Today is the release date for pianist Tanya Gabrielian’s debut album Remix on MSR Classics. The release was timed to fit in with Gabrielian’s current eleven-city tour, which began this past Sunday. Both the album and the tour have a backstory that threatens to overrule the music itself, so a bit of background is in order.
Gabrielian graduated early, at the age of sixteen, from her high school in California as valedictorian with a spot at Harvard University for a major on biomedical engineering. However, before going to Harvard, she decided to take a gap year at the Royal Academy of Music in London. Feeling like an outsider, she turned to the study of kung fu in parallel with her piano and viola work at the Academy. She would eventually receive both Bachelor’s and Master’s degrees from the Academy, along with a prize for best final recital and a DipRAM, the highest performance award.
All of this took place in the context of a life-changing experience. During one of her kung fu sessions, she slipped on a puddle of sweat and fell forward. To avoid injury to her arms, she pulled them back, which left her head unguarded. The result was not only a head injury but also a twisted spine and a month-long treatment involving nine hospitals and two operating rooms, all in the setting of a foreign medical system. Her one source of comfort came from her recordings of the solo violin and cello compositions by Johann Sebastian Bach.
In this context Remix amounts to a document of Gabrielian’s psychological healing process that accompanied her physical healing. The result is that she prepared this album to present piano transcriptions of those compositions that saw her through this difficult period. It also explains why her tour will include performances for members of local affiliates of the National Alliance on Mental Illness.

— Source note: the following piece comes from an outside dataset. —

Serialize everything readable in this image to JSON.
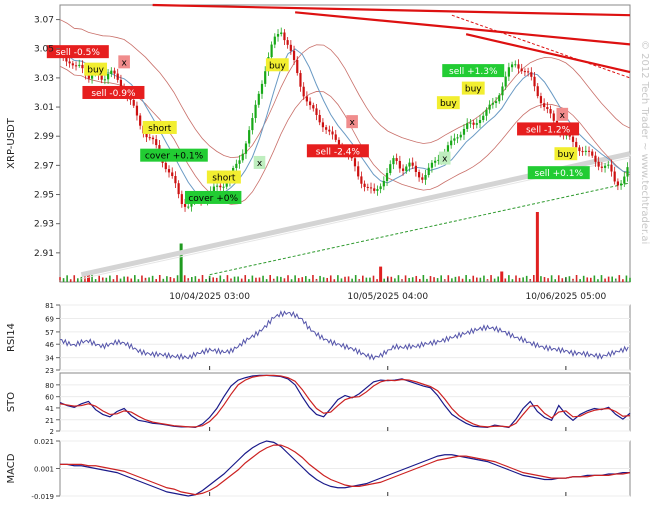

Thus the album itself is an intensely personal statement, probably more so than just about any available recording of music that Bach composed with the keyboard in mind. Nevertheless, for those of us interested in the music itself, the album turns out to be an interesting study of the art of transcription. Indeed, the transcribers include Bach himself in the opening (Adagio) movement of the BWV 1005 violin sonata in C major. (The entire sonata is included on the album, but it is a composite. The second and third movements are transcriptions by Camille Saint-Saëns, while the final movement was transcribed by Arturo Cardelús.) The are two transcriptions by Alexander Siloti, an Andante from the BWV 1003 sonata in A minor and the familiar chaconne from the BWV 1004 partita in D minor. The album concludes with the entire BWV 1008 cello suite in D minor transcribed by Leopold Godowsky.
Those who have been following my writing for some time know that I have had a long-standing interest in “the art of transcription,” which is both the title of one of the earliest articles I wrote on this site and the title of a recording by Earl Wild based on a Carnegie Hall recital he gave with the same name in the fall of 1981. Thus, this album appealed to me because all of the transcriptions were new to me. I had encountered Siloti in other contexts (which included the music of Bach); and my Godowsky experience included both recitals and recordings. I also knew that Saint-Saëns had done Bach transcriptions, but I had not yet had a chance to listen to any of them. On the other hand this was my first encounter with Cardelús, and the only transcriptions by Bach himself that I knew came from the so-called Notebook for Anna Magdalena Bach.
As my interest has matured, I have discovered that I tend to sort out listening experiences on the basis of whether one is listening to the transcriber or the composer being transcribed. The ne plus ultra example of the former is just about any transcription of Bach prepared by Ferruccio Busoni, the best known of which is his treatment of that chaconne from BWV 1004. Like Busoni, Siloti was not afraid to embellish his transcriptions with newly invented material; and this is most evident when he adds an additional line of counterpoint to BWV 855, the E minor prelude from the first volume of The Well-Tempered Clavier. Siloti’s approach to the BWV 1004 chaconne is not quite as extreme; but, for those more interested in listening to Bach, he tends to be more satisfying than Busoni. Godowsky works, on the other hand, were never about anyone other than Godowsky, which means that any sense of Bach in his transcription of BWV 1008 is not just coincidental but most likely accidental!
In many respects Bach’s transcription of his own music is the most interesting track on the album. Listening to it, one would not suspect that it was originally written for solo violin. To be fair, however, listening to Gabrielian’s performance on this album tweaked my curiosity as to how Bach would have played it on one of his own keyboard instruments. From a rhetorical point of view, Gabrielian seemed less interested in presenting “Bach on Bach” and more in providing a reading that would make a smooth transition for the Saint-Saëns transcriptions that would follow. The need for such a transition was evident from the approach to the fugue that follows the opening adagio. Saint-Saëns clearly understood every nut and bolt of that fugue, and Gabrielian could not have given a better account of what makes that fugue tick. However, Saint-Saëns’ style of presentation was unabashedly rooted in the nineteenth century; and Gabrielian’s interpretation was definitely directed more in service of Saint-Saëns than in that of Bach.
I have no idea what sorts of programs Gabrielian has planned for her tour, but there is no doubt in my mind that Saint-Saëns’ transcription of the fugue from BWV 1005 should make for one hell of an encore!